Disputes between cable companies and media groups over the cost of carrying channels are common, but the dispute marks the first time a cable company has pushed back at increased fees for ESPN, the most popular sports network.
Altice said the request for “exorbitant fee increases” came even as viewership had been declining and that Disney now wanted to force customers who do not receive ESPN to pay for it anyway.
High fees are to blame for rising cable bills, Altice said, adding that ESPN was already the most expensive basic cable channel in history.
ESPN carries live sports, such as “Monday Night Football,” and is believed to be less exposed to the cord-cutting culture that has left cable providers losing customers.
(Reporting by Jarrett Renshaw; Editing by Peter Cooney)
September 25, 2017
By Jeff Mason and Phil Stewart
WASHINGTON (Reuters) – President Donald Trump on Sunday slapped new travel restrictions on citizens from North Korea, Venezuela and Chad, expanding the list of countries covered by his original travel bans that have been derided by critics and challenged in court.
Iran, Libya, Syria, Yemen and Somalia were left on the list of affected countries in a new proclamation issued by the president. Restrictions on citizens from Sudan were lifted.
“Making America Safe is my number one priority. We will not admit those into our country we cannot safely vet,” Trump said in a tweet shortly after the proclamation was released.

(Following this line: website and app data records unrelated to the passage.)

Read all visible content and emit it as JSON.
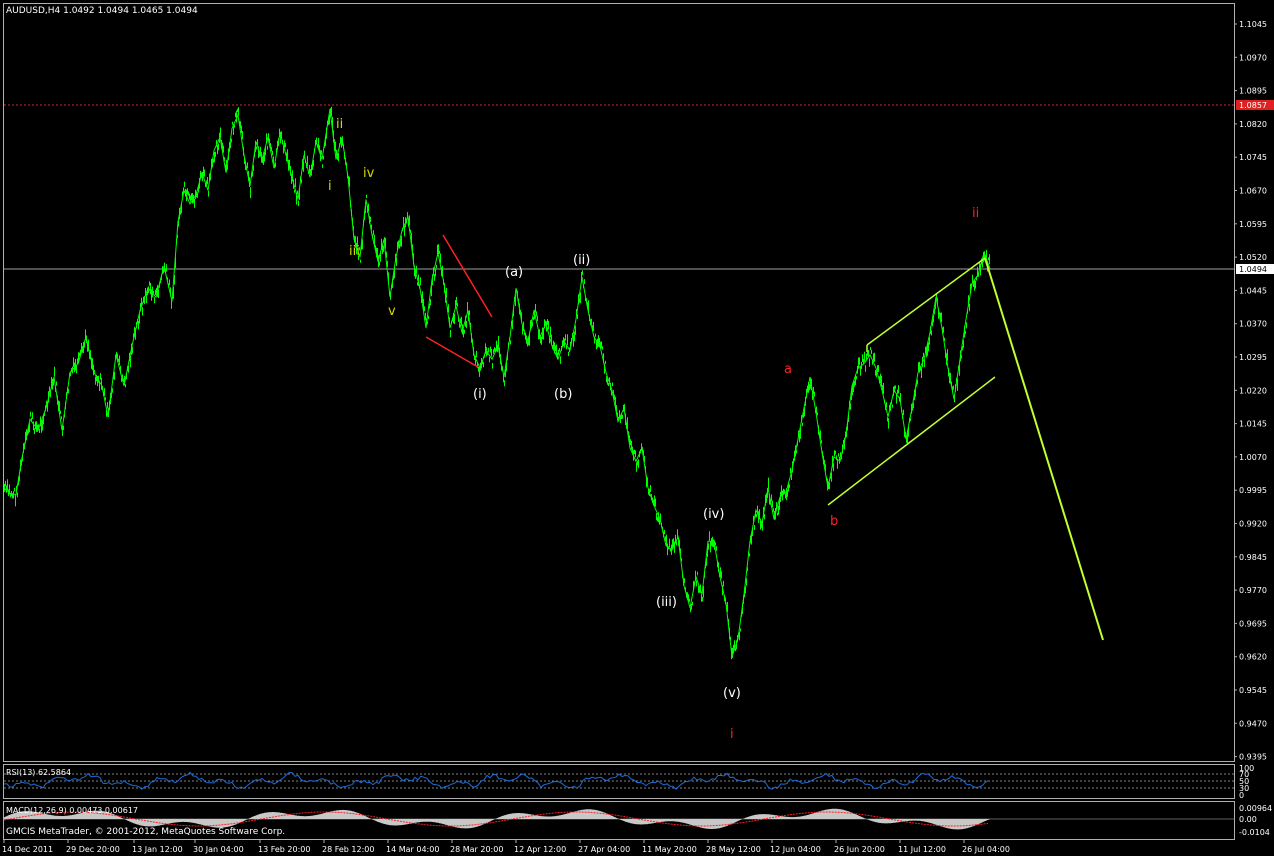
{
  "window": {
    "symbol_line": "AUDUSD,H4  1.0492 1.0494 1.0465 1.0494",
    "copyright": "GMCIS MetaTrader, © 2001-2012, MetaQuotes Software Corp."
  },
  "colors": {
    "background": "#000000",
    "price": "#00ff00",
    "channel": "#c0ff30",
    "red_line": "#ff2020",
    "frame": "#b0b0b0",
    "resistance_dash": "#d03020",
    "rsi_line": "#1e6cd8",
    "macd_hist": "#c8c8c8",
    "macd_signal": "#ff2020",
    "wave_white": "#ffffff",
    "wave_yellow": "#d8d800",
    "wave_red": "#ff2020"
  },
  "price_axis": {
    "ticks": [
      "1.1045",
      "1.0970",
      "1.0895",
      "1.0820",
      "1.0745",
      "1.0670",
      "1.0595",
      "1.0520",
      "1.0445",
      "1.0370",
      "1.0295",
      "1.0220",
      "1.0145",
      "1.0070",
      "0.9995",
      "0.9920",
      "0.9845",
      "0.9770",
      "0.9695",
      "0.9620",
      "0.9545",
      "0.9470",
      "0.9395"
    ],
    "resistance_label": "1.0857",
    "current_label": "1.0494"
  },
  "time_axis": {
    "labels": [
      "14 Dec 2011",
      "29 Dec 20:00",
      "13 Jan 12:00",
      "30 Jan 04:00",
      "13 Feb 20:00",
      "28 Feb 12:00",
      "14 Mar 04:00",
      "28 Mar 20:00",
      "12 Apr 12:00",
      "27 Apr 04:00",
      "11 May 20:00",
      "28 May 12:00",
      "12 Jun 04:00",
      "26 Jun 20:00",
      "11 Jul 12:00",
      "26 Jul 04:00"
    ]
  },
  "rsi": {
    "label": "RSI(13) 62.5864",
    "levels": [
      "100",
      "70",
      "50",
      "30",
      "0"
    ]
  },
  "macd": {
    "label": "MACD(12,26,9) 0.00473 0.00617",
    "levels": [
      "0.00964",
      "0.00",
      "-0.0104"
    ]
  },
  "wave_labels": {
    "minor_yellow": [
      "ii",
      "i",
      "iv",
      "iii",
      "v"
    ],
    "minute_white": [
      "(a)",
      "(ii)",
      "(i)",
      "(b)",
      "(iv)",
      "(iii)",
      "(v)"
    ],
    "major_red": [
      "a",
      "b",
      "ii",
      "i"
    ]
  },
  "price_path": [
    [
      4,
      1.0
    ],
    [
      10,
      0.9988
    ],
    [
      16,
      0.9985
    ],
    [
      22,
      1.0068
    ],
    [
      30,
      1.0155
    ],
    [
      38,
      1.013
    ],
    [
      46,
      1.018
    ],
    [
      54,
      1.025
    ],
    [
      62,
      1.013
    ],
    [
      70,
      1.026
    ],
    [
      78,
      1.028
    ],
    [
      86,
      1.034
    ],
    [
      94,
      1.026
    ],
    [
      102,
      1.023
    ],
    [
      108,
      1.016
    ],
    [
      116,
      1.03
    ],
    [
      124,
      1.023
    ],
    [
      132,
      1.032
    ],
    [
      140,
      1.04
    ],
    [
      148,
      1.045
    ],
    [
      156,
      1.043
    ],
    [
      164,
      1.05
    ],
    [
      172,
      1.042
    ],
    [
      178,
      1.06
    ],
    [
      184,
      1.067
    ],
    [
      190,
      1.064
    ],
    [
      196,
      1.066
    ],
    [
      202,
      1.071
    ],
    [
      208,
      1.067
    ],
    [
      214,
      1.076
    ],
    [
      220,
      1.079
    ],
    [
      226,
      1.071
    ],
    [
      232,
      1.081
    ],
    [
      238,
      1.084
    ],
    [
      244,
      1.075
    ],
    [
      250,
      1.068
    ],
    [
      256,
      1.078
    ],
    [
      262,
      1.074
    ],
    [
      268,
      1.079
    ],
    [
      274,
      1.072
    ],
    [
      280,
      1.08
    ],
    [
      286,
      1.075
    ],
    [
      292,
      1.07
    ],
    [
      298,
      1.065
    ],
    [
      304,
      1.075
    ],
    [
      310,
      1.07
    ],
    [
      316,
      1.078
    ],
    [
      322,
      1.074
    ],
    [
      330,
      1.0854
    ],
    [
      336,
      1.074
    ],
    [
      342,
      1.079
    ],
    [
      348,
      1.07
    ],
    [
      354,
      1.056
    ],
    [
      360,
      1.052
    ],
    [
      366,
      1.065
    ],
    [
      372,
      1.057
    ],
    [
      378,
      1.051
    ],
    [
      384,
      1.056
    ],
    [
      390,
      1.043
    ],
    [
      396,
      1.052
    ],
    [
      402,
      1.058
    ],
    [
      408,
      1.061
    ],
    [
      414,
      1.05
    ],
    [
      420,
      1.045
    ],
    [
      426,
      1.036
    ],
    [
      432,
      1.047
    ],
    [
      438,
      1.053
    ],
    [
      444,
      1.046
    ],
    [
      450,
      1.036
    ],
    [
      456,
      1.041
    ],
    [
      462,
      1.035
    ],
    [
      468,
      1.04
    ],
    [
      474,
      1.03
    ],
    [
      480,
      1.027
    ],
    [
      486,
      1.031
    ],
    [
      492,
      1.029
    ],
    [
      498,
      1.032
    ],
    [
      504,
      1.025
    ],
    [
      510,
      1.034
    ],
    [
      516,
      1.045
    ],
    [
      522,
      1.037
    ],
    [
      528,
      1.033
    ],
    [
      534,
      1.04
    ],
    [
      540,
      1.034
    ],
    [
      546,
      1.037
    ],
    [
      552,
      1.032
    ],
    [
      558,
      1.029
    ],
    [
      564,
      1.033
    ],
    [
      570,
      1.031
    ],
    [
      576,
      1.038
    ],
    [
      582,
      1.0475
    ],
    [
      588,
      1.04
    ],
    [
      594,
      1.034
    ],
    [
      600,
      1.032
    ],
    [
      606,
      1.026
    ],
    [
      612,
      1.022
    ],
    [
      618,
      1.015
    ],
    [
      624,
      1.018
    ],
    [
      630,
      1.009
    ],
    [
      636,
      1.006
    ],
    [
      642,
      1.009
    ],
    [
      648,
      1.0
    ],
    [
      654,
      0.996
    ],
    [
      660,
      0.993
    ],
    [
      666,
      0.987
    ],
    [
      672,
      0.986
    ],
    [
      678,
      0.989
    ],
    [
      684,
      0.978
    ],
    [
      690,
      0.973
    ],
    [
      696,
      0.98
    ],
    [
      702,
      0.976
    ],
    [
      708,
      0.988
    ],
    [
      714,
      0.988
    ],
    [
      720,
      0.98
    ],
    [
      726,
      0.974
    ],
    [
      732,
      0.962
    ],
    [
      738,
      0.966
    ],
    [
      744,
      0.976
    ],
    [
      750,
      0.988
    ],
    [
      756,
      0.995
    ],
    [
      762,
      0.992
    ],
    [
      768,
      1.0
    ],
    [
      774,
      0.993
    ],
    [
      780,
      0.998
    ],
    [
      786,
      0.999
    ],
    [
      792,
      1.004
    ],
    [
      798,
      1.011
    ],
    [
      804,
      1.018
    ],
    [
      810,
      1.025
    ],
    [
      816,
      1.017
    ],
    [
      822,
      1.008
    ],
    [
      828,
      1.0
    ],
    [
      834,
      1.007
    ],
    [
      840,
      1.006
    ],
    [
      846,
      1.012
    ],
    [
      852,
      1.023
    ],
    [
      858,
      1.027
    ],
    [
      864,
      1.028
    ],
    [
      870,
      1.03
    ],
    [
      876,
      1.027
    ],
    [
      882,
      1.022
    ],
    [
      888,
      1.016
    ],
    [
      894,
      1.022
    ],
    [
      900,
      1.02
    ],
    [
      906,
      1.011
    ],
    [
      912,
      1.018
    ],
    [
      918,
      1.026
    ],
    [
      924,
      1.029
    ],
    [
      930,
      1.035
    ],
    [
      936,
      1.043
    ],
    [
      942,
      1.036
    ],
    [
      948,
      1.027
    ],
    [
      954,
      1.02
    ],
    [
      960,
      1.029
    ],
    [
      966,
      1.038
    ],
    [
      972,
      1.046
    ],
    [
      978,
      1.048
    ],
    [
      984,
      1.053
    ],
    [
      990,
      1.0494
    ]
  ]
}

Iraqi citizens will not be subject to travel prohibitions but will face enhanced scrutiny or vetting.
The current ban, enacted in March, was set to expire on Sunday evening.
The new restrictions, slated to take effect on Oct. 18, resulted from a review after Trump’s original travel bans sparked international outrage and legal challenges.
The addition of North Korea and Venezuela broadens the restrictions from the original, mostly Muslim-majority list.
“North Korea does not cooperate with the United States government in any respect and fails to satisfy all information-sharing requirements,” the proclamation said.
An administration official, briefing reporters on a conference call, acknowledged that the number of North Koreans now traveling to the United States was very low.
Trump received a set of policy recommendations on Friday from acting Secretary of Homeland Security Elaine Duke and was briefed on the matter by other administration officials, including Attorney General Jeff Sessions and Secretary of State Rex Tillerson, a White House aide said.
Earlier on Sunday, Trump told reporters about the ban: “The tougher, the better.”
Rather than a total ban on entry to the United States, the proposed restrictions would differ by nation, based on cooperation with American security mandates, the threat the United States believes each country presents and other variables, officials said.
After the Sept. 15 bombing attack on a London train, Trump wrote on Twitter that the new ban “should be far larger, tougher and more specific – but stupidly, that would not be politically correct.”
The expiring ban blocked entry into the United States by people from the six countries for 90 days and locked out most aspiring refugees for 120 days to give Trump’s administration time to conduct a worldwide review of U.S. vetting procedures for foreign visitors.
Critics have accused the Republican president of discriminating against Muslims in violation of constitutional guarantees of religious liberty and equal protection under the law, breaking existing U.S. immigration law and stoking religious hatred.
Some federal courts blocked the ban, but the U.S. Supreme Court allowed it to take effect in June with some restrictions.
The Supreme Court will hear arguments on Oct. 10 on whether the current ban discriminates against Muslims in violation of the U.S. Constitution, as lower courts previously ruled.
(Additional reporting by James Oliphant, Yeganeh Torbati, and Lawrence Hurley; Editing by Peter Cooney)